It contains the masoretic notation compiled by Aaron Ben Asher, a tenth-century scholar from Tiberias, Palestine. Ben Asher’s notation is considered to be the most authoritative masoretic version extant. The Masorah is a body of rules of pronunciation, spelling, vocalization and intonation of the scriptural text, intended to preserve it and transmit it correctly.
The Ten Commandments (Exodus 20), one of the earliest codes of religious and moral precepts. The London Codex BL MS Or. 4445, f. 61v
The London Codex was probably copied in Egypt or Palestine around the 10th century. The more recent paper additions with Yemenite square script are from the 16th century. As its colophon is missing, the exact date and place of its creation are unknown. The scriptural text was penned in a neat oriental square script in three columns per page. The masoretic notation was copied above, beneath and in between the textual columns.
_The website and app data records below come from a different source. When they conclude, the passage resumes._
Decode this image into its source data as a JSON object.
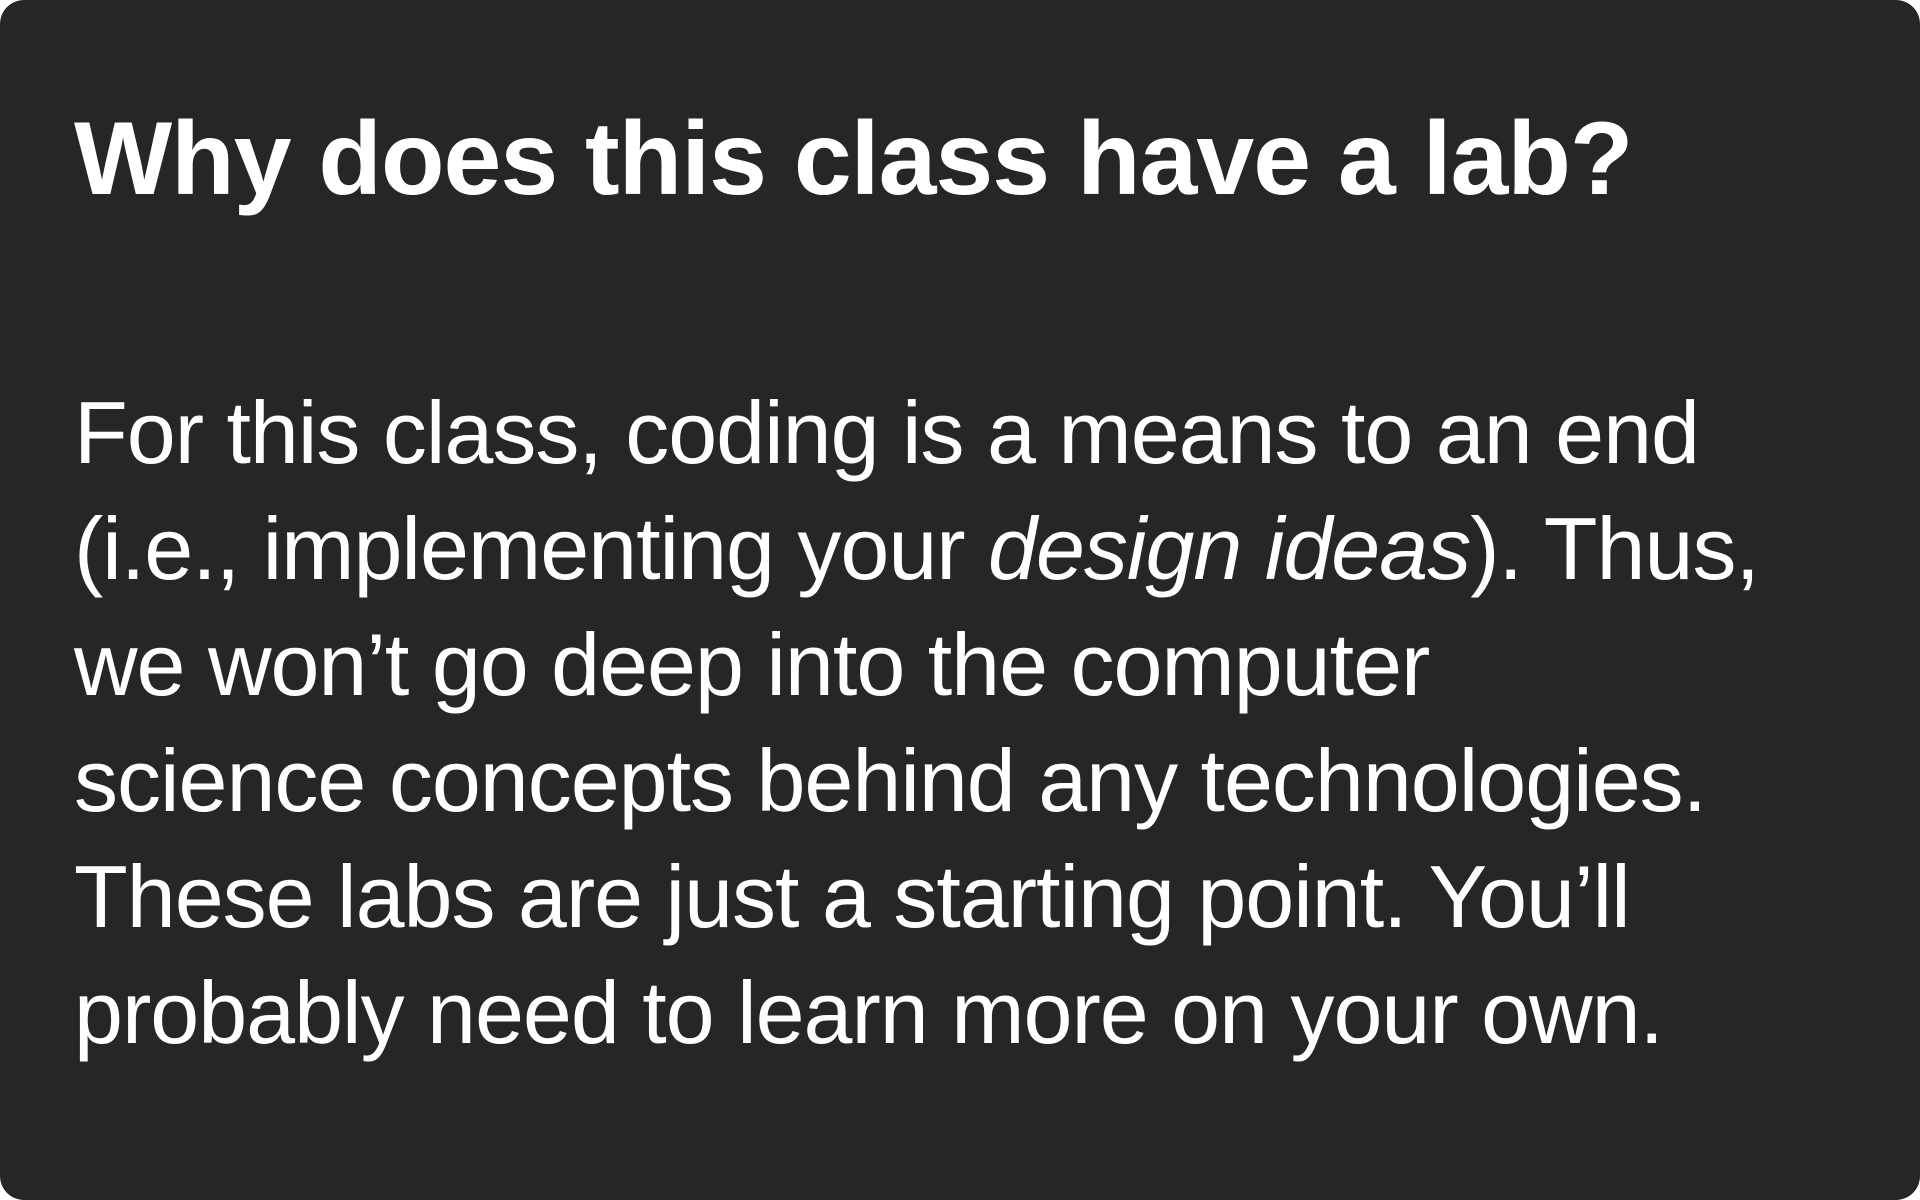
{
  "slide": {
    "title": "Why does this class have a lab?",
    "body": {
      "line1": "For this class, coding is a means to an end",
      "line2_before": "(i.e., implementing your ",
      "line2_emphasis": "design ideas",
      "line2_after": "). Thus,",
      "line3": "we won’t go deep into the computer",
      "line4": "science concepts behind any technologies.",
      "line5": "These labs are just a starting point. You’ll",
      "line6": "probably need to learn more on your own."
    }
  }
}
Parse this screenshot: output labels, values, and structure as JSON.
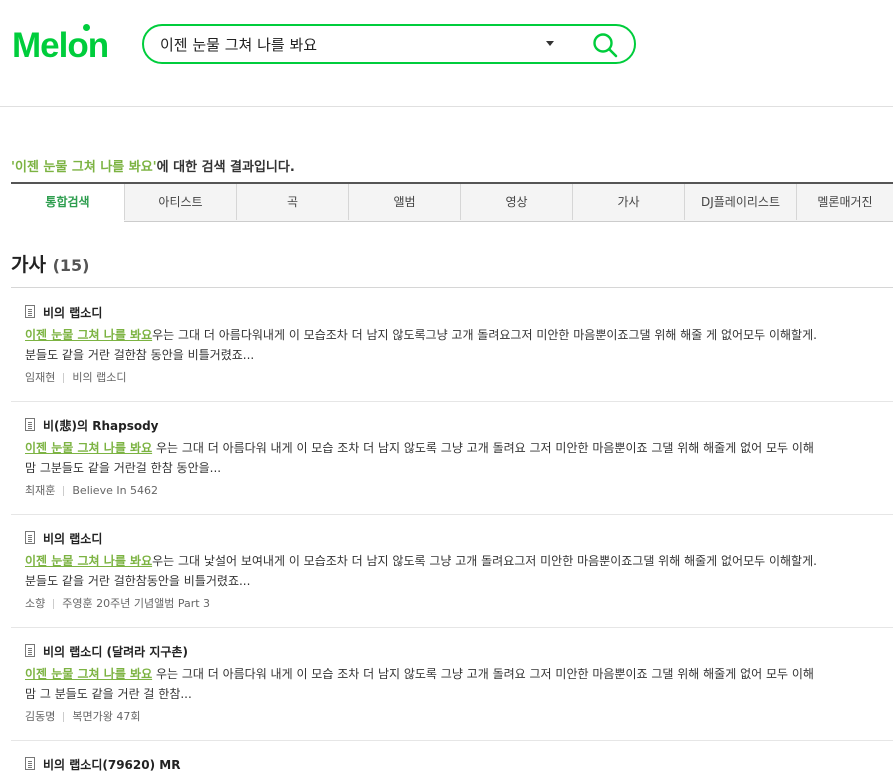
{
  "brand": {
    "logo_prefix": "Mel",
    "logo_o": "o",
    "logo_suffix": "n",
    "color": "#00cd3c"
  },
  "search": {
    "value": "이젠 눈물 그쳐 나를 봐요"
  },
  "result_header": {
    "query_quoted": "'이젠 눈물 그쳐 나를 봐요'",
    "suffix": "에 대한 검색 결과입니다."
  },
  "tabs": [
    "통합검색",
    "아티스트",
    "곡",
    "앨범",
    "영상",
    "가사",
    "DJ플레이리스트",
    "멜론매거진"
  ],
  "section": {
    "title": "가사",
    "count": "(15)"
  },
  "results": [
    {
      "title": "비의 랩소디",
      "highlight": "이젠 눈물 그쳐 나를 봐요",
      "lyric_rest": "우는 그대 더 아름다워내게 이 모습조차 더 남지 않도록그냥 고개 돌려요그저 미안한 마음뿐이죠그댈 위해 해줄 게 없어모두 이해할게.",
      "lyric_line2": "분들도 같을 거란 걸한참 동안을 비틀거렸죠...",
      "artist": "임재현",
      "album": "비의 랩소디"
    },
    {
      "title": "비(悲)의 Rhapsody",
      "highlight": "이젠 눈물 그쳐 나를 봐요",
      "lyric_rest": " 우는 그대 더 아름다워 내게 이 모습 조차 더 남지 않도록 그냥 고개 돌려요 그저 미안한 마음뿐이죠 그댈 위해 해줄게 없어 모두 이해",
      "lyric_line2": "맘 그분들도 같을 거란걸 한참 동안을...",
      "artist": "최재훈",
      "album": "Believe In 5462"
    },
    {
      "title": "비의 랩소디",
      "highlight": "이젠 눈물 그쳐 나를 봐요",
      "lyric_rest": "우는 그대 낯설어 보여내게 이 모습조차 더 남지 않도록 그냥 고개 돌려요그저 미안한 마음뿐이죠그댈 위해 해줄게 없어모두 이해할게.",
      "lyric_line2": "분들도 같을 거란 걸한참동안을 비틀거렸죠...",
      "artist": "소향",
      "album": "주영훈 20주년 기념앨범 Part 3"
    },
    {
      "title": "비의 랩소디 (달려라 지구촌)",
      "highlight": "이젠 눈물 그쳐 나를 봐요",
      "lyric_rest": " 우는 그대 더 아름다워 내게 이 모습 조차 더 남지 않도록 그냥 고개 돌려요 그저 미안한 마음뿐이죠 그댈 위해 해줄게 없어 모두 이해",
      "lyric_line2": "맘 그 분들도 같을 거란 걸 한참...",
      "artist": "김동명",
      "album": "복면가왕 47회"
    }
  ],
  "partial_next_title": "비의 랩소디(79620) MR"
}
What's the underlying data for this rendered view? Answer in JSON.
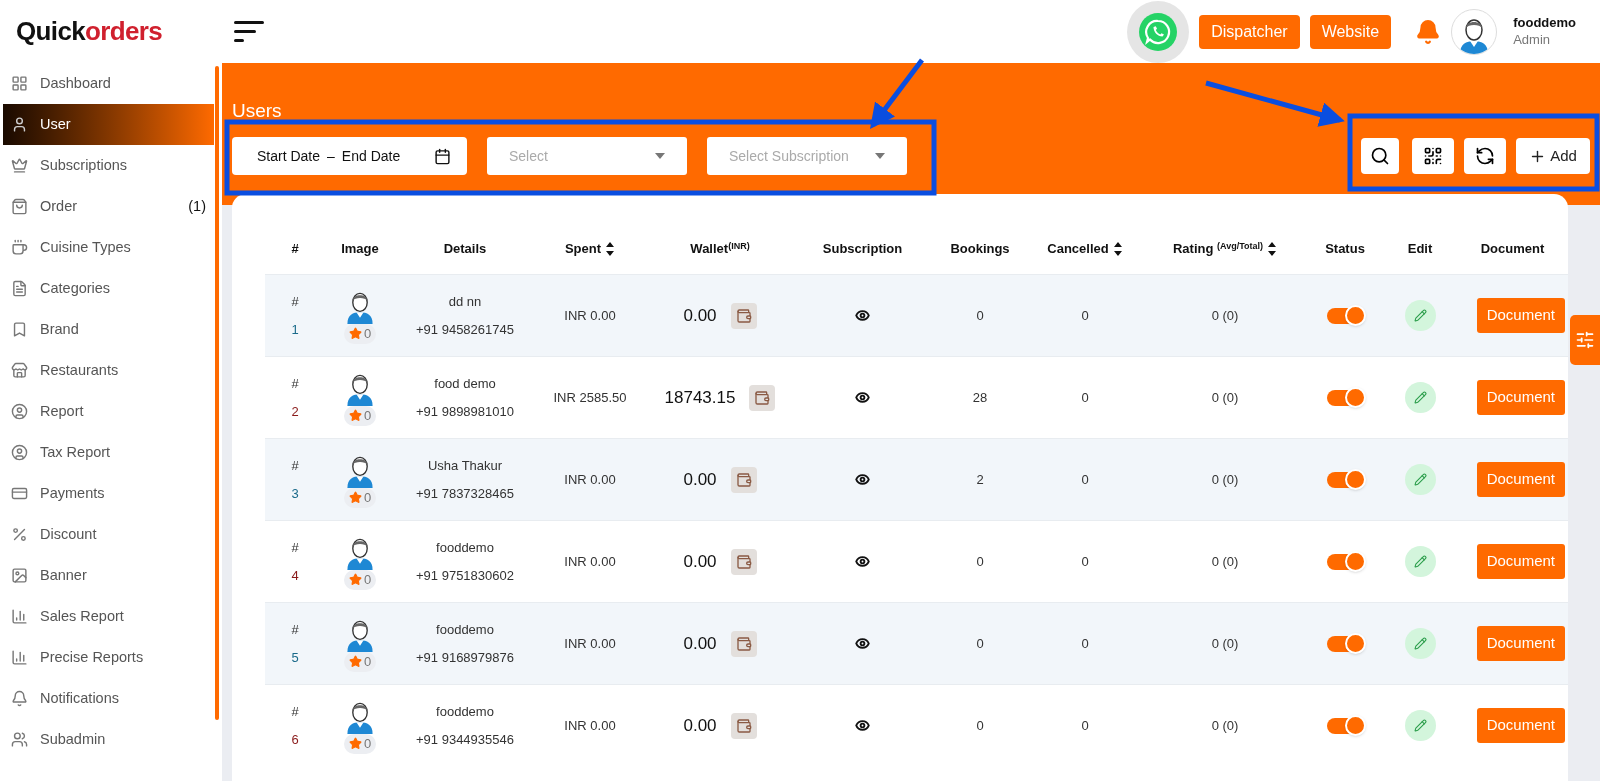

The scribe’s name Nissi ben Daniel, who apparently was also the punctuator, is embedded in the masoretic rubrics on folios 40r, 113v, 139r. The manuscript was acquired by the British Museum in 1891 from a private collector.
Page with masoretic notation containing Nissi ben Daniel’s name. The London Codex BL MS Or. 4445, f. 113v
With the Jewish Passover approaching, we are also thrilled to launch digitally the Golden Haggadah (Add. 27210), one of the finest surviving Haggdah manuscripts from medieval Spain and the British Library’s most famous Hebraic treasure. Haggadah, which literally means ‘telling’, is the service book for Passover Eve recounting the story of the Israelites’ miraculous liberation from slavery in Egypt. Created in Catalonia, probably in or near Barcelona around 1320 AD, this elegant manuscript written and illuminated on vellum, consists of three distinct parts: a series of small illustrations (miniatures) depicting biblical scenes, the Haggadah text, and religious poems for the Passover festival.
Moses (holding a staff) leads the Israelites out of Egypt (top left); Pharaoh’s army in pursuit (lower right); crossing of the Red Sea (lower left). The Golden Haggadah, BL MS Add. 27210, f. 14v
The sumptuous illuminations found in the preliminary section of the manuscript (fourteen full pages of miniatures) are set against gold-tooled backgrounds, and have earned the manuscript its name. They were executed by two unnamed artists in the Gothic style common in Europe at the time. Gothic style decorations also embellish the Hebrew text in the second part of the manuscript and include foliage scrollwork, illuminated words, zoomorphic letters and text illustrations of significant Passover symbols.
Zoomorphic lettering with dogs and rabbits spelling ve-yotsiany (and we were taken out [of Egypt]…). The Golden Haggadah, BL MS Add. 27210, f. 36v
The manuscript's earliest known owner was Joav Gallico, Rabbi in Mantua in 1602 and formerly a judge in Governolo. The Golden Haggadah was a wedding gift to Eliah Rava who married Gallico’s daughter, Rosa, in Carpi, on 25th October 1602, as recorded on the title page added on a blank page in the manuscript.
The Matsah (unleavened bread), one of the obligatory foods consumed during the Passover festival. The Golden Haggadah, BL MS Add. 27210, f. 44v
The last private owner of this gem was Joseph (Giuseppe) Almanzi (1801-1860), an Italian-Jewish poet, born in Padua, who was an avid collector of rare books and manuscripts. We do not know when the Golden Haggadah entered Almanzi’s manuscript collection, which was bought in 1864 by the British Museum, and now belongs to the British Library.
The Maror (bitter herb) which symbolises the hard life endured by the Israelites while in Egyptian bondage. The Golden Haggadah, BL MS Add. 27210, f. 45v